__WHAT YOU WILL DO__
Set down the data below word for word, and leave the images aside.

__LISTED RECORDS__
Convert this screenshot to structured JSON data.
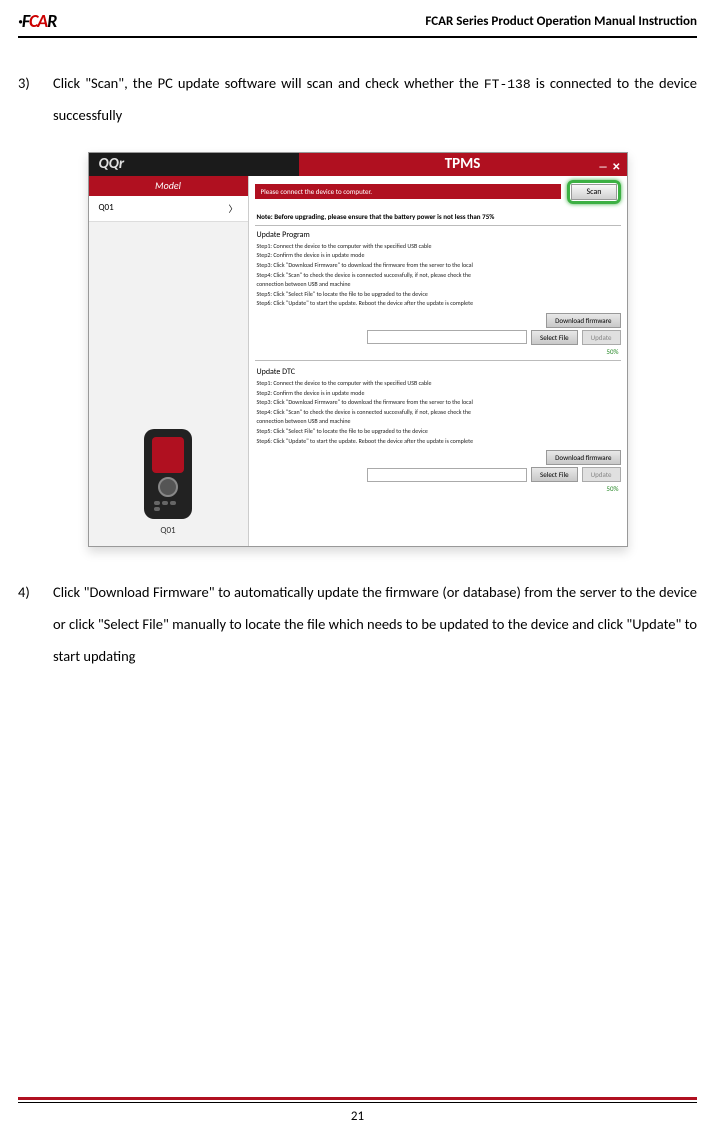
{
  "header": {
    "logo_f": "·F",
    "logo_ca": "CA",
    "logo_r": "R",
    "title": "FCAR Series Product  Operation Manual Instruction"
  },
  "step3": {
    "num": "3)",
    "text_a": "Click \"Scan\", the PC update software will scan and check whether the ",
    "model": "FT-138",
    "text_b": " is connected to the device successfully"
  },
  "app": {
    "qqr": "QQr",
    "tpms": "TPMS",
    "minimize": "—",
    "close": "✕",
    "model_tab": "Model",
    "sidebar_item": "Q01",
    "chevron": "〉",
    "device_label": "Q01",
    "warn_text": "Please connect the device to computer.",
    "scan_label": "Scan",
    "note": "Note: Before upgrading, please ensure that the battery power is not less than 75%",
    "program_title": "Update Program",
    "dtc_title": "Update DTC",
    "steps": {
      "s1": "Step1: Connect the device to the computer with the specified USB cable",
      "s2": "Step2: Confirm the device is in update mode",
      "s3": "Step3: Click \"Download Firmware\" to download the firmware from the server to the local",
      "s4": "Step4: Click \"Scan\" to check the device is connected successfully, if not, please check the",
      "s4b": "connection between USB and machine",
      "s5": "Step5: Click \"Select File\" to locate the file to be upgraded to the device",
      "s6": "Step6: Click \"Update\" to start the update. Reboot the device after the update is complete"
    },
    "download_btn": "Download firmware",
    "select_btn": "Select File",
    "update_btn": "Update",
    "percent": "50%"
  },
  "step4": {
    "num": "4)",
    "text": "Click \"Download Firmware\" to automatically update the firmware (or database) from the server to the device or click \"Select File\" manually to locate the file which needs to be updated to the device and click \"Update\" to start updating"
  },
  "page_number": "21"
}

__ANSWER SECTION__
Convert this screenshot to structured JSON data.
{
  "header": {
    "logo_f": "·F",
    "logo_ca": "CA",
    "logo_r": "R",
    "title": "FCAR Series Product  Operation Manual Instruction"
  },
  "step3": {
    "num": "3)",
    "text_a": "Click \"Scan\", the PC update software will scan and check whether the ",
    "model": "FT-138",
    "text_b": " is connected to the device successfully"
  },
  "app": {
    "qqr": "QQr",
    "tpms": "TPMS",
    "minimize": "—",
    "close": "✕",
    "model_tab": "Model",
    "sidebar_item": "Q01",
    "chevron": "〉",
    "device_label": "Q01",
    "warn_text": "Please connect the device to computer.",
    "scan_label": "Scan",
    "note": "Note: Before upgrading, please ensure that the battery power is not less than 75%",
    "program_title": "Update Program",
    "dtc_title": "Update DTC",
    "steps": {
      "s1": "Step1: Connect the device to the computer with the specified USB cable",
      "s2": "Step2: Confirm the device is in update mode",
      "s3": "Step3: Click \"Download Firmware\" to download the firmware from the server to the local",
      "s4": "Step4: Click \"Scan\" to check the device is connected successfully, if not, please check the",
      "s4b": "connection between USB and machine",
      "s5": "Step5: Click \"Select File\" to locate the file to be upgraded to the device",
      "s6": "Step6: Click \"Update\" to start the update. Reboot the device after the update is complete"
    },
    "download_btn": "Download firmware",
    "select_btn": "Select File",
    "update_btn": "Update",
    "percent": "50%"
  },
  "step4": {
    "num": "4)",
    "text": "Click \"Download Firmware\" to automatically update the firmware (or database) from the server to the device or click \"Select File\" manually to locate the file which needs to be updated to the device and click \"Update\" to start updating"
  },
  "page_number": "21"
}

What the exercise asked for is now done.